Data records ::
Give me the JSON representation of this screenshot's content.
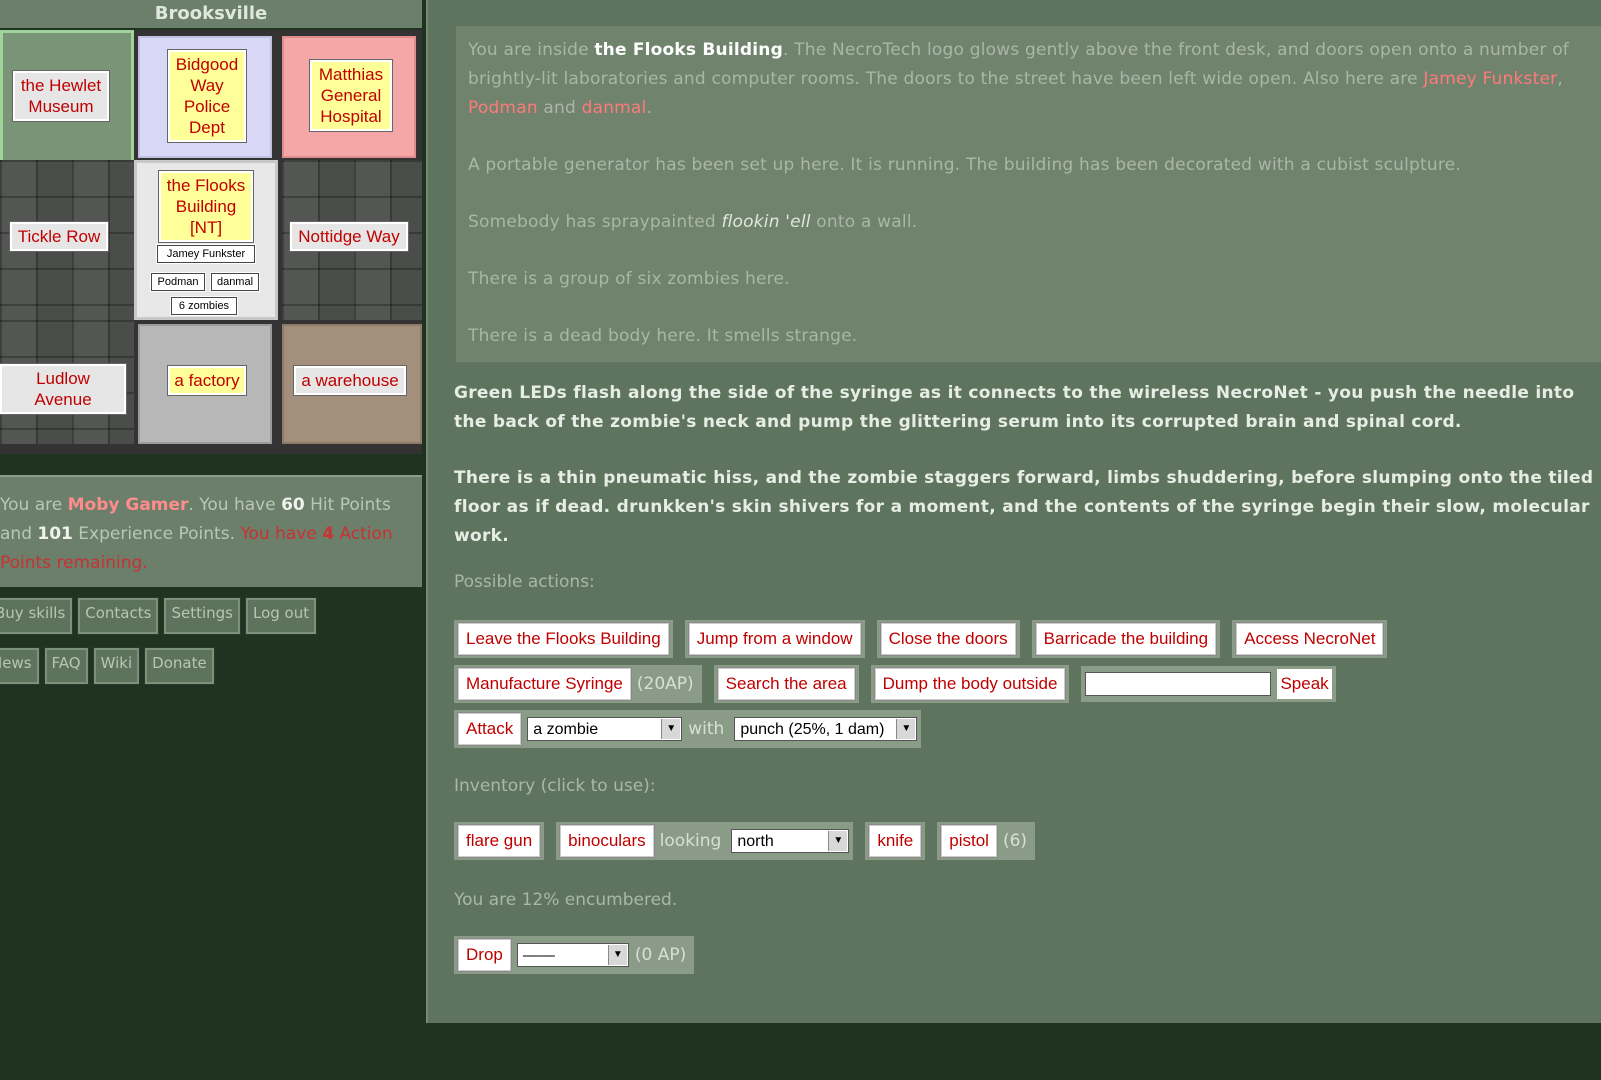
{
  "suburb": "Brooksville",
  "map": {
    "top_left": "the Hewlet Museum",
    "top_mid": "Bidgood Way Police Dept",
    "top_right": "Matthias General Hospital",
    "mid_left": "Tickle Row",
    "current": "the Flooks Building [NT]",
    "mid_right": "Nottidge Way",
    "bot_left": "Ludlow Avenue",
    "bot_mid": "a factory",
    "bot_right": "a warehouse",
    "occupants": [
      "Jamey Funkster",
      "Podman",
      "danmal",
      "6 zombies"
    ]
  },
  "status": {
    "p1": "You are ",
    "name": "Moby Gamer",
    "p2": ". You have ",
    "hp": "60",
    "p3": " Hit Points and ",
    "xp": "101",
    "p4": " Experience Points.",
    "p5": "You have ",
    "ap": "4",
    "p6": " Action Points remaining."
  },
  "nav": {
    "row1": [
      "Buy skills",
      "Contacts",
      "Settings",
      "Log out"
    ],
    "row2": [
      "News",
      "FAQ",
      "Wiki",
      "Donate"
    ]
  },
  "description": {
    "p1a": "You are inside ",
    "building": "the Flooks Building",
    "p1b": ". The NecroTech logo glows gently above the front desk, and doors open onto a number of brightly-lit laboratories and computer rooms. The doors to the street have been left wide open. Also here are ",
    "player1": "Jamey Funkster",
    "sep1": ", ",
    "player2": "Podman",
    "sep2": " and ",
    "player3": "danmal",
    "end": ".",
    "p2": "A portable generator has been set up here. It is running. The building has been decorated with a cubist sculpture.",
    "p3a": "Somebody has spraypainted ",
    "graffiti": "flookin 'ell",
    "p3b": " onto a wall.",
    "p4": "There is a group of six zombies here.",
    "p5": "There is a dead body here. It smells strange."
  },
  "messages": {
    "m1": "Green LEDs flash along the side of the syringe as it connects to the wireless NecroNet - you push the needle into the back of the zombie's neck and pump the glittering serum into its corrupted brain and spinal cord.",
    "m2": "There is a thin pneumatic hiss, and the zombie staggers forward, limbs shuddering, before slumping onto the tiled floor as if dead. drunkken's skin shivers for a moment, and the contents of the syringe begin their slow, molecular work."
  },
  "actions": {
    "label": "Possible actions:",
    "leave": "Leave the Flooks Building",
    "jump": "Jump from a window",
    "close": "Close the doors",
    "barricade": "Barricade the building",
    "necronet": "Access NecroNet",
    "manufacture": "Manufacture Syringe",
    "manufacture_cost": "(20AP)",
    "search": "Search the area",
    "dump": "Dump the body outside",
    "speak": "Speak",
    "speak_value": "",
    "attack": "Attack",
    "attack_target": "a zombie",
    "with": "with",
    "weapon": "punch (25%, 1 dam)"
  },
  "inventory": {
    "label": "Inventory (click to use):",
    "flare": "flare gun",
    "binoculars": "binoculars",
    "looking": "looking",
    "direction": "north",
    "knife": "knife",
    "pistol": "pistol",
    "pistol_ammo": "(6)",
    "encumbered": "You are 12% encumbered.",
    "drop": "Drop",
    "drop_item": "——",
    "drop_cost": "(0 AP)"
  }
}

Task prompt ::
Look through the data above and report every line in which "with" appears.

Expected answer ::
    "p2": "A portable generator has been set up here. It is running. The building has been decorated with a cubist sculpture.",
    "with": "with",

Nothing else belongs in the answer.